Poetry Lovers' Page
Poetry Lovers' Page:
featuring complete collections of poems by the following poets:
Rudyard Kipling
Edgar Allan Poe
Robert Louis Stevenson

You are here: Home » British/American Poets » Alfred Lord Tennyson » The Sisters' Shame



Share |
Alfred Lord Tennyson

Alfred Lord Tennyson

ALFRED TENNYSON: The Sisters' Shame

The Sisters' Shame

We were two daughters of one race;
She was the fairest in the face.
    The wind is blowing in turret and tree.
They were together, and she fell;
Therefore revenge became me well.
    O, the earl was fair to see!

She died; she went to burning flame;
She mix’d her ancient blood with shame.
    The wind is howling in turret and tree.
Whole weeks and months, and early and late,
To win his love I lay in wait.
    O, the earl was fair to see!

I made a feast; I bade him come;
I won his love, I brought him home,
    The wind is roaring in turret and tree.
And after supper on a bed,
Upon my lap he laid his head.
    O, the earl was fair to see!

I kiss’d his eyelids into rest,
His ruddy cheeks upon my breast.
    The wind is raging in turret and tree.
I hated him with the hate of hell,
But I loved his beauty passing well.
    O, the earl was fair to see!

I rose up in the silent night;
I made my dagger sharp and bright.
    The wind is raving in turret and tree.
As half-asleep his breath he drew,
Three time I stabb’d him thro’ and thro’.
    O, the earl was fair to see!

I curl’d and comb’d his comely head,
He looked so grand when he was dead.
    The wind is blowing in turret and tree.
I wrapt his body in the sheet,
And laid him at his mother’s feet.
    O, the earl was fair to see! 



Share |


You are here: Home » British/American Poets » Alfred Lord Tennyson » The Sisters' Shame
x
By using our website, you agree to our cookie policy. Close
Poetry Lovers' Page
Poetry Lovers' Page is going through renovation.
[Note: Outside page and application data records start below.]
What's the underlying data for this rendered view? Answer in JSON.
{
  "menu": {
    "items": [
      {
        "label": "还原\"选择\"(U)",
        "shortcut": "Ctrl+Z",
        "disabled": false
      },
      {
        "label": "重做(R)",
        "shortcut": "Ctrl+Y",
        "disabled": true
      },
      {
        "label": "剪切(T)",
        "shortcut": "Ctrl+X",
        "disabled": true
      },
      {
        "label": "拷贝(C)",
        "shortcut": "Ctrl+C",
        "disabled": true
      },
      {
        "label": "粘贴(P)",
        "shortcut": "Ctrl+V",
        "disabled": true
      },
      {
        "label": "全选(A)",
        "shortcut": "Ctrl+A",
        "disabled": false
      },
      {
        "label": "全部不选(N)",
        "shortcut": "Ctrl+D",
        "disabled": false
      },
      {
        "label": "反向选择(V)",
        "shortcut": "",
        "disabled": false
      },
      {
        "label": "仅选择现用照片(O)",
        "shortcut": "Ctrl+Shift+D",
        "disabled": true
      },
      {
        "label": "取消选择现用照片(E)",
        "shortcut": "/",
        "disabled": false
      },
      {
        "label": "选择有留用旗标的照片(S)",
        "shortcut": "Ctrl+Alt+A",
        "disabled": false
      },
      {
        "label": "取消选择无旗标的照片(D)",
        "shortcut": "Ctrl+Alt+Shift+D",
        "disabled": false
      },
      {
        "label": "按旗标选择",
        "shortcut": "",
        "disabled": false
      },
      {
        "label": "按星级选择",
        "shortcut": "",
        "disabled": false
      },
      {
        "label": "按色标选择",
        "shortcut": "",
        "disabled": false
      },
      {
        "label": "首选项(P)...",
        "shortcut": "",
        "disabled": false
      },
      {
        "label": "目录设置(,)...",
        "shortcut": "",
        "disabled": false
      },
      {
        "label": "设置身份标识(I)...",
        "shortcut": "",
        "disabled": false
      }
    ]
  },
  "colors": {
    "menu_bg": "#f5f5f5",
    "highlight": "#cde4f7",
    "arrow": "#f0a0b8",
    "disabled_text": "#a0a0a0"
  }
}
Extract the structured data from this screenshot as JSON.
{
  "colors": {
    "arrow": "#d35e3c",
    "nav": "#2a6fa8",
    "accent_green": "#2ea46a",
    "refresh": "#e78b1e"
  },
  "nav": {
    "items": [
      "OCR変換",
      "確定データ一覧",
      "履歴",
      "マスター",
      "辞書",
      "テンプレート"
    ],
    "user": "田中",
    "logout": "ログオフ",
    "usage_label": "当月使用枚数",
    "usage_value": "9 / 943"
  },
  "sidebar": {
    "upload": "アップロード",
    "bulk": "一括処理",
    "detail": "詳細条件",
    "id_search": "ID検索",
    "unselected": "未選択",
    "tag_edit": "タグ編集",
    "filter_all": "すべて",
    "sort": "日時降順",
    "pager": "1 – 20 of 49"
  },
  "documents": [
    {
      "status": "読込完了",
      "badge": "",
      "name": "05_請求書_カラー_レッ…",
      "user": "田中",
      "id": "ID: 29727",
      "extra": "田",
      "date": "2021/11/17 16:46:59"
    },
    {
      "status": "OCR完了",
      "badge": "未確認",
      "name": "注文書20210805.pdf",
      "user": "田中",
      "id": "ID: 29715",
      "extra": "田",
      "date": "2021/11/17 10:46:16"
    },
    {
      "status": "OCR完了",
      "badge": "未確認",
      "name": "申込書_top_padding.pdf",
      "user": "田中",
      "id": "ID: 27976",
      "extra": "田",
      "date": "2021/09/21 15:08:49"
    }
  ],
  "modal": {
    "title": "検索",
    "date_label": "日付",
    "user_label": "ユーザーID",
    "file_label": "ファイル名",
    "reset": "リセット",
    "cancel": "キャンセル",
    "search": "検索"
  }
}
Please stay tuned for new and exciting features.
We are now dictionary-enabled. Try it: double-click on any word on this page, and then click on Definition